-------- Dataset

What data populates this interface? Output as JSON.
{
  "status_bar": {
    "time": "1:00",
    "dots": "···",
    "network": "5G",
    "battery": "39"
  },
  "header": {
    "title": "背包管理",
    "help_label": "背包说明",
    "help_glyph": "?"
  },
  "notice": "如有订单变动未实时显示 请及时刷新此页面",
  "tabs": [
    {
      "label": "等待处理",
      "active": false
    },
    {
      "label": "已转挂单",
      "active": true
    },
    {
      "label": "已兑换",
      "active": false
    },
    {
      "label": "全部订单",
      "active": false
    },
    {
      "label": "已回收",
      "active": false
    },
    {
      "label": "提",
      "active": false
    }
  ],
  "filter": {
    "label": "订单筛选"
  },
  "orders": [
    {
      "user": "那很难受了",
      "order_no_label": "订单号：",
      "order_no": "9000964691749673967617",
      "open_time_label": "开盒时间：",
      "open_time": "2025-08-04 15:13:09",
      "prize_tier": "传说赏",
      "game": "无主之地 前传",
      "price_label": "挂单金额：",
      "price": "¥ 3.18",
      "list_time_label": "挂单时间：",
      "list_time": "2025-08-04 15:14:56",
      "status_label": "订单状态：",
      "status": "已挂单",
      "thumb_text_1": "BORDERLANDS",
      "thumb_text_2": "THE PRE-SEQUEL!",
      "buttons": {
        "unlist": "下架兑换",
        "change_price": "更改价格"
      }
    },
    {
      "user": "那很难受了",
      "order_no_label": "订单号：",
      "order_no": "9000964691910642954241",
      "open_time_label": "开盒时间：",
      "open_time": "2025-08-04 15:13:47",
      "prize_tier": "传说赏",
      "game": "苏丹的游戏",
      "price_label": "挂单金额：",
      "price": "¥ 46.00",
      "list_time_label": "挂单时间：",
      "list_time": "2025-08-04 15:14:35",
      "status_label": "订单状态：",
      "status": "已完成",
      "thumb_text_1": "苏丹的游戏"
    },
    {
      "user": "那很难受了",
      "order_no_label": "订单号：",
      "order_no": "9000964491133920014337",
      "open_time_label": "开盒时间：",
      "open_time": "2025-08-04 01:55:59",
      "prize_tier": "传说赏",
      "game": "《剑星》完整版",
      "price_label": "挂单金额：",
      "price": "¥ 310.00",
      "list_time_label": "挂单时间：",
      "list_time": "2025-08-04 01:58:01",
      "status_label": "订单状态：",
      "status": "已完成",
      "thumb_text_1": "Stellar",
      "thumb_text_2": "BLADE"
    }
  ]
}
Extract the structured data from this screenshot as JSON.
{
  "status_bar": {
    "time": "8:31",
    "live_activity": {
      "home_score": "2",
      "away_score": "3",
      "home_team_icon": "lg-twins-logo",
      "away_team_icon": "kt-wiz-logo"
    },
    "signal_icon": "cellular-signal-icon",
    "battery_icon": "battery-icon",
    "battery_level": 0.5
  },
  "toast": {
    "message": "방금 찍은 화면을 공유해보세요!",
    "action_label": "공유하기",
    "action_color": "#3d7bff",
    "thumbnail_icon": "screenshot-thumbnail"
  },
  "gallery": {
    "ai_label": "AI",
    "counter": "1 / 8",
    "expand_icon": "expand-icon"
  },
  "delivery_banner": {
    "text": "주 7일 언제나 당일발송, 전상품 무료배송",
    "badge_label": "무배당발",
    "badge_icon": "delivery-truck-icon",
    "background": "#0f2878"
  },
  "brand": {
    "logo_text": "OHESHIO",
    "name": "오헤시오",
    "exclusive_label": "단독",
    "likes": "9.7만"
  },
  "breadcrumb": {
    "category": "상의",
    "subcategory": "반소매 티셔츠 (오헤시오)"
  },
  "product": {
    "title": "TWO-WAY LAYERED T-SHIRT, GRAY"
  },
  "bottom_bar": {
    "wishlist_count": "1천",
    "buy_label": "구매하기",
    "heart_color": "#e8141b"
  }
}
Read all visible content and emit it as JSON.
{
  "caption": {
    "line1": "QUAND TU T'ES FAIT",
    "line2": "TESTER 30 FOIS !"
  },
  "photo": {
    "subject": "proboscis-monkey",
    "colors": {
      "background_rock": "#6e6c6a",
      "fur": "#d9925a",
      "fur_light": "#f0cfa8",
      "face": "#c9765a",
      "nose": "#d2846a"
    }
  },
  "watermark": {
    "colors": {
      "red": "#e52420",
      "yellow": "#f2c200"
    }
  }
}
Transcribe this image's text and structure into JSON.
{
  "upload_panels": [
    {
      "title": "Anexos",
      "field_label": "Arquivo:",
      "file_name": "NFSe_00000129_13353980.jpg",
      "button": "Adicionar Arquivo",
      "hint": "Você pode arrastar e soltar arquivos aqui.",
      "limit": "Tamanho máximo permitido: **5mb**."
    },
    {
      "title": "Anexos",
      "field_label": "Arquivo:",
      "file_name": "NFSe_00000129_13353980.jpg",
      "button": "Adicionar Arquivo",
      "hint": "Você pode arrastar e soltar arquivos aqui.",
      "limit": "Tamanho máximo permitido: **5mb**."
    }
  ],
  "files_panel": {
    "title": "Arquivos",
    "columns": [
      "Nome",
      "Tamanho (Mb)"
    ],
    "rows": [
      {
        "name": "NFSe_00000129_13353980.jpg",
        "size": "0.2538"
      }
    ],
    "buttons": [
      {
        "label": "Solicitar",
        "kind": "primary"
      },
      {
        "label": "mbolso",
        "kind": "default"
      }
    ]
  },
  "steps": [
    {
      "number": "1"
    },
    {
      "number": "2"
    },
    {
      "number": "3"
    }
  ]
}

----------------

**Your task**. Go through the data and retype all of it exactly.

**Result below**.
What data populates this interface? Output as JSON.
{
  "status_bar": {
    "time": "1:00",
    "dots": "···",
    "network": "5G",
    "battery": "39"
  },
  "header": {
    "title": "背包管理",
    "help_label": "背包说明",
    "help_glyph": "?"
  },
  "notice": "如有订单变动未实时显示 请及时刷新此页面",
  "tabs": [
    {
      "label": "等待处理",
      "active": false
    },
    {
      "label": "已转挂单",
      "active": true
    },
    {
      "label": "已兑换",
      "active": false
    },
    {
      "label": "全部订单",
      "active": false
    },
    {
      "label": "已回收",
      "active": false
    },
    {
      "label": "提",
      "active": false
    }
  ],
  "filter": {
    "label": "订单筛选"
  },
  "orders": [
    {
      "user": "那很难受了",
      "order_no_label": "订单号：",
      "order_no": "9000964691749673967617",
      "open_time_label": "开盒时间：",
      "open_time": "2025-08-04 15:13:09",
      "prize_tier": "传说赏",
      "game": "无主之地 前传",
      "price_label": "挂单金额：",
      "price": "¥ 3.18",
      "list_time_label": "挂单时间：",
      "list_time": "2025-08-04 15:14:56",
      "status_label": "订单状态：",
      "status": "已挂单",
      "thumb_text_1": "BORDERLANDS",
      "thumb_text_2": "THE PRE-SEQUEL!",
      "buttons": {
        "unlist": "下架兑换",
        "change_price": "更改价格"
      }
    },
    {
      "user": "那很难受了",
      "order_no_label": "订单号：",
      "order_no": "9000964691910642954241",
      "open_time_label": "开盒时间：",
      "open_time": "2025-08-04 15:13:47",
      "prize_tier": "传说赏",
      "game": "苏丹的游戏",
      "price_label": "挂单金额：",
      "price": "¥ 46.00",
      "list_time_label": "挂单时间：",
      "list_time": "2025-08-04 15:14:35",
      "status_label": "订单状态：",
      "status": "已完成",
      "thumb_text_1": "苏丹的游戏"
    },
    {
      "user": "那很难受了",
      "order_no_label": "订单号：",
      "order_no": "9000964491133920014337",
      "open_time_label": "开盒时间：",
      "open_time": "2025-08-04 01:55:59",
      "prize_tier": "传说赏",
      "game": "《剑星》完整版",
      "price_label": "挂单金额：",
      "price": "¥ 310.00",
      "list_time_label": "挂单时间：",
      "list_time": "2025-08-04 01:58:01",
      "status_label": "订单状态：",
      "status": "已完成",
      "thumb_text_1": "Stellar",
      "thumb_text_2": "BLADE"
    }
  ]
}
Extract the structured data from this screenshot as JSON.
{
  "status_bar": {
    "time": "8:31",
    "live_activity": {
      "home_score": "2",
      "away_score": "3",
      "home_team_icon": "lg-twins-logo",
      "away_team_icon": "kt-wiz-logo"
    },
    "signal_icon": "cellular-signal-icon",
    "battery_icon": "battery-icon",
    "battery_level": 0.5
  },
  "toast": {
    "message": "방금 찍은 화면을 공유해보세요!",
    "action_label": "공유하기",
    "action_color": "#3d7bff",
    "thumbnail_icon": "screenshot-thumbnail"
  },
  "gallery": {
    "ai_label": "AI",
    "counter": "1 / 8",
    "expand_icon": "expand-icon"
  },
  "delivery_banner": {
    "text": "주 7일 언제나 당일발송, 전상품 무료배송",
    "badge_label": "무배당발",
    "badge_icon": "delivery-truck-icon",
    "background": "#0f2878"
  },
  "brand": {
    "logo_text": "OHESHIO",
    "name": "오헤시오",
    "exclusive_label": "단독",
    "likes": "9.7만"
  },
  "breadcrumb": {
    "category": "상의",
    "subcategory": "반소매 티셔츠 (오헤시오)"
  },
  "product": {
    "title": "TWO-WAY LAYERED T-SHIRT, GRAY"
  },
  "bottom_bar": {
    "wishlist_count": "1천",
    "buy_label": "구매하기",
    "heart_color": "#e8141b"
  }
}
Read all visible content and emit it as JSON.
{
  "caption": {
    "line1": "QUAND TU T'ES FAIT",
    "line2": "TESTER 30 FOIS !"
  },
  "photo": {
    "subject": "proboscis-monkey",
    "colors": {
      "background_rock": "#6e6c6a",
      "fur": "#d9925a",
      "fur_light": "#f0cfa8",
      "face": "#c9765a",
      "nose": "#d2846a"
    }
  },
  "watermark": {
    "colors": {
      "red": "#e52420",
      "yellow": "#f2c200"
    }
  }
}
Transcribe this image's text and structure into JSON.
{
  "upload_panels": [
    {
      "title": "Anexos",
      "field_label": "Arquivo:",
      "file_name": "NFSe_00000129_13353980.jpg",
      "button": "Adicionar Arquivo",
      "hint": "Você pode arrastar e soltar arquivos aqui.",
      "limit": "Tamanho máximo permitido: **5mb**."
    },
    {
      "title": "Anexos",
      "field_label": "Arquivo:",
      "file_name": "NFSe_00000129_13353980.jpg",
      "button": "Adicionar Arquivo",
      "hint": "Você pode arrastar e soltar arquivos aqui.",
      "limit": "Tamanho máximo permitido: **5mb**."
    }
  ],
  "files_panel": {
    "title": "Arquivos",
    "columns": [
      "Nome",
      "Tamanho (Mb)"
    ],
    "rows": [
      {
        "name": "NFSe_00000129_13353980.jpg",
        "size": "0.2538"
      }
    ],
    "buttons": [
      {
        "label": "Solicitar",
        "kind": "primary"
      },
      {
        "label": "mbolso",
        "kind": "default"
      }
    ]
  },
  "steps": [
    {
      "number": "1"
    },
    {
      "number": "2"
    },
    {
      "number": "3"
    }
  ]
}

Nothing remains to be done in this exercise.